BEGIN Given data

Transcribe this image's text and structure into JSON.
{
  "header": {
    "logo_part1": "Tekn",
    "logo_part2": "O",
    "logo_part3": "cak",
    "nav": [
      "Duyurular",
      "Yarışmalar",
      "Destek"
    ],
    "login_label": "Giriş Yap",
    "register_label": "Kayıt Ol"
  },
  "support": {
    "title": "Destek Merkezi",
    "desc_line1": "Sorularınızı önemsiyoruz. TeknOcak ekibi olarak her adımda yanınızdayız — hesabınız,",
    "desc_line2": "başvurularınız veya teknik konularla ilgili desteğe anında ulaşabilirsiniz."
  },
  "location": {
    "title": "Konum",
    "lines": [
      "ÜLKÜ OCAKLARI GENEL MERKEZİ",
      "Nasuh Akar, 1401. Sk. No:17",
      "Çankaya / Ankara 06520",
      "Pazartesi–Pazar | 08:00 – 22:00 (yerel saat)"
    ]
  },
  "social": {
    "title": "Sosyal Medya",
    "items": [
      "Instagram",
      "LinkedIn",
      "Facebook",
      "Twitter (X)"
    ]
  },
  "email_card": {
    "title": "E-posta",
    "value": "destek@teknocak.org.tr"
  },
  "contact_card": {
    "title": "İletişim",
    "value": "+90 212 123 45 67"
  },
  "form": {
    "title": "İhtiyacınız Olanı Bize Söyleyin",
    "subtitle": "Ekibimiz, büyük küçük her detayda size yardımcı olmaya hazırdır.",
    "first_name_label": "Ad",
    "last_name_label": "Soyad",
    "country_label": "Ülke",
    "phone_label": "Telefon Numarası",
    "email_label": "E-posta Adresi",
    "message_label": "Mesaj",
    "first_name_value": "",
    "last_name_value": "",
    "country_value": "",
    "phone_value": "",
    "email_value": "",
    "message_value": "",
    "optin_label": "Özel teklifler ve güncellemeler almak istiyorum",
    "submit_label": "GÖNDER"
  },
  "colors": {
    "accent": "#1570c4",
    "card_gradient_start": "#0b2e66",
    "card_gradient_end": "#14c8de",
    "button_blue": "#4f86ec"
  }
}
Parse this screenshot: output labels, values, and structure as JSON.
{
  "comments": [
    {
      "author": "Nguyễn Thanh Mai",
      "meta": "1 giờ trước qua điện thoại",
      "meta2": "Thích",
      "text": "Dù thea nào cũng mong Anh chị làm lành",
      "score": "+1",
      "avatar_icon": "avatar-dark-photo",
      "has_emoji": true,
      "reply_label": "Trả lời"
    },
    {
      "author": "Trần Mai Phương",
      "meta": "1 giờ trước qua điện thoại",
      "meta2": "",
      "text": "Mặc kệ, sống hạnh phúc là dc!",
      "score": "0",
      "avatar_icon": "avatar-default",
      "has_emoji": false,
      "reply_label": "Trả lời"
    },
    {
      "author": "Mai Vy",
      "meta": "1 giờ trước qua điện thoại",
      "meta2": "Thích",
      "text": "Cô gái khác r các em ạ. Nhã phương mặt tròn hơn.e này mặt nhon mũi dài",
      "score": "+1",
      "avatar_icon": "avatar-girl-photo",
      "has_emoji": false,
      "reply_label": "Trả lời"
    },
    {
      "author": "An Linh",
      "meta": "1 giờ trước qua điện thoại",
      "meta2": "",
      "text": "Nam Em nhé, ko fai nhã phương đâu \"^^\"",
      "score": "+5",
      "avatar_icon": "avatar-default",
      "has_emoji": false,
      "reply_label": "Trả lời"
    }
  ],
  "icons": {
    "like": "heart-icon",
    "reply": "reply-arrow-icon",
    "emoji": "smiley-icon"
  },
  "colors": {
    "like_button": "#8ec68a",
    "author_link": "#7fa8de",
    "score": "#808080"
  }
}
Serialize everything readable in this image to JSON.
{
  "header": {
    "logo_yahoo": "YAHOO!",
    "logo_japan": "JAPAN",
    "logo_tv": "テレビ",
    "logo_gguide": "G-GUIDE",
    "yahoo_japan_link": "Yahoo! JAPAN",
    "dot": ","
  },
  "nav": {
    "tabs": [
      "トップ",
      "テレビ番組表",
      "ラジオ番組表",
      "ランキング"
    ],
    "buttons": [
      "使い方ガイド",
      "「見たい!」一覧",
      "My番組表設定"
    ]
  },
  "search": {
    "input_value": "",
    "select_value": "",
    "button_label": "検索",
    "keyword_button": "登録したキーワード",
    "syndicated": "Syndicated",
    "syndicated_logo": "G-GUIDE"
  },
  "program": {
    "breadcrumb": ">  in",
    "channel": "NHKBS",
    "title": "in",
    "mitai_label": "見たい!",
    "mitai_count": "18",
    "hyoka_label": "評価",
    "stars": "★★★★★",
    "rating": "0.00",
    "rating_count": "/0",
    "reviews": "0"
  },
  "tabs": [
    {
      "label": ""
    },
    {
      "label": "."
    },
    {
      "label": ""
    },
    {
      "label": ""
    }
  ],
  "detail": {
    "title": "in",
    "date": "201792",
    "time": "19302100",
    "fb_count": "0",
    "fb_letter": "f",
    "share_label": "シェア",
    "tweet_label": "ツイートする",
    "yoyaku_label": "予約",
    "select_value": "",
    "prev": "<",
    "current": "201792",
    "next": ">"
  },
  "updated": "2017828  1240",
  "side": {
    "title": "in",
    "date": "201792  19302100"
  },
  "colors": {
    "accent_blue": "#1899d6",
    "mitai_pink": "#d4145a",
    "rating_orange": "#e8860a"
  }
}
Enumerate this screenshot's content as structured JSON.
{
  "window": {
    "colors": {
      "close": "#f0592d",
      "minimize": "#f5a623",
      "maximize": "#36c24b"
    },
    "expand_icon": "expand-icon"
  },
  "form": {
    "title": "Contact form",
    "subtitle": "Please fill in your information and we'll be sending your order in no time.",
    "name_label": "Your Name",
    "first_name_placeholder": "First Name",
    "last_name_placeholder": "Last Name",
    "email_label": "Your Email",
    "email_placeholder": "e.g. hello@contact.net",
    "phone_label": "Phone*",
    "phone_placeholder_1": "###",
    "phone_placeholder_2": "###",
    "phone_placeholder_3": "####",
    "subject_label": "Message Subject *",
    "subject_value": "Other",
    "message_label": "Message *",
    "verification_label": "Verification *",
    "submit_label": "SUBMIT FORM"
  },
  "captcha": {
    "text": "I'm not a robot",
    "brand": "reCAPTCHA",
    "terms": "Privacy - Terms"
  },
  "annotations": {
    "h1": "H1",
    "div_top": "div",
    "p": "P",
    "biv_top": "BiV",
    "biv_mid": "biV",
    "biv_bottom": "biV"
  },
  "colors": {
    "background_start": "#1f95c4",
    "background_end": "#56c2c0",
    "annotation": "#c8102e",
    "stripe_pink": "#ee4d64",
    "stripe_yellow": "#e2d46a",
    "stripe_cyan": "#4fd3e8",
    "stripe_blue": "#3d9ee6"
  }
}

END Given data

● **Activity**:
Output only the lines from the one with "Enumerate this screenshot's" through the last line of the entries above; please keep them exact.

● **Exercise answer**:
Enumerate this screenshot's content as structured JSON.
{
  "window": {
    "colors": {
      "close": "#f0592d",
      "minimize": "#f5a623",
      "maximize": "#36c24b"
    },
    "expand_icon": "expand-icon"
  },
  "form": {
    "title": "Contact form",
    "subtitle": "Please fill in your information and we'll be sending your order in no time.",
    "name_label": "Your Name",
    "first_name_placeholder": "First Name",
    "last_name_placeholder": "Last Name",
    "email_label": "Your Email",
    "email_placeholder": "e.g. hello@contact.net",
    "phone_label": "Phone*",
    "phone_placeholder_1": "###",
    "phone_placeholder_2": "###",
    "phone_placeholder_3": "####",
    "subject_label": "Message Subject *",
    "subject_value": "Other",
    "message_label": "Message *",
    "verification_label": "Verification *",
    "submit_label": "SUBMIT FORM"
  },
  "captcha": {
    "text": "I'm not a robot",
    "brand": "reCAPTCHA",
    "terms": "Privacy - Terms"
  },
  "annotations": {
    "h1": "H1",
    "div_top": "div",
    "p": "P",
    "biv_top": "BiV",
    "biv_mid": "biV",
    "biv_bottom": "biV"
  },
  "colors": {
    "background_start": "#1f95c4",
    "background_end": "#56c2c0",
    "annotation": "#c8102e",
    "stripe_pink": "#ee4d64",
    "stripe_yellow": "#e2d46a",
    "stripe_cyan": "#4fd3e8",
    "stripe_blue": "#3d9ee6"
  }
}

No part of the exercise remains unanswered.